## Work request
Go through the records and copy each line where the word "screenshot" occurs.

◇ ◇ ◇

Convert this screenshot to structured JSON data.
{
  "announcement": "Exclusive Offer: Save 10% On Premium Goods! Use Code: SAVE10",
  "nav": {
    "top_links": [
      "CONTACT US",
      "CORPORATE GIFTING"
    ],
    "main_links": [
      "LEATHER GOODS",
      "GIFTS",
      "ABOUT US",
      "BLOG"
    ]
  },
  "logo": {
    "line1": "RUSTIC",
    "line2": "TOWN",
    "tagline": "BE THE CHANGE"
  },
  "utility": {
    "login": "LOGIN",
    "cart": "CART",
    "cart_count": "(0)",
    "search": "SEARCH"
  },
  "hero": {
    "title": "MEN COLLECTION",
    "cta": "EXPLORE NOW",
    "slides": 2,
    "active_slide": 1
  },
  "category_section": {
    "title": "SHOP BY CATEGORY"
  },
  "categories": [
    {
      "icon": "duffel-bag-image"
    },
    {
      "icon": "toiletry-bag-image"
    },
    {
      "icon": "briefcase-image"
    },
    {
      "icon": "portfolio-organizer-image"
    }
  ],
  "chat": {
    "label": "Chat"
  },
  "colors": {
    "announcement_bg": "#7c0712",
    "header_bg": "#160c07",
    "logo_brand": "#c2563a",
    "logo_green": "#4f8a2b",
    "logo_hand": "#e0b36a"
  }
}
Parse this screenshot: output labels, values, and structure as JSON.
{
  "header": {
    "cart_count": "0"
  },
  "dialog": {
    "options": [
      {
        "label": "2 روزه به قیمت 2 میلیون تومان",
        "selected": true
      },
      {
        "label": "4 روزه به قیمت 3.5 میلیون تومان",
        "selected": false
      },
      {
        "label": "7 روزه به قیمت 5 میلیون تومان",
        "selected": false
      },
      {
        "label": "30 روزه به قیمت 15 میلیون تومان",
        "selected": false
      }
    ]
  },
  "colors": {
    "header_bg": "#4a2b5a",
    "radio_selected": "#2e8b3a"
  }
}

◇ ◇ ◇

## Result of the task
Convert this screenshot to structured JSON data.
Parse this screenshot: output labels, values, and structure as JSON.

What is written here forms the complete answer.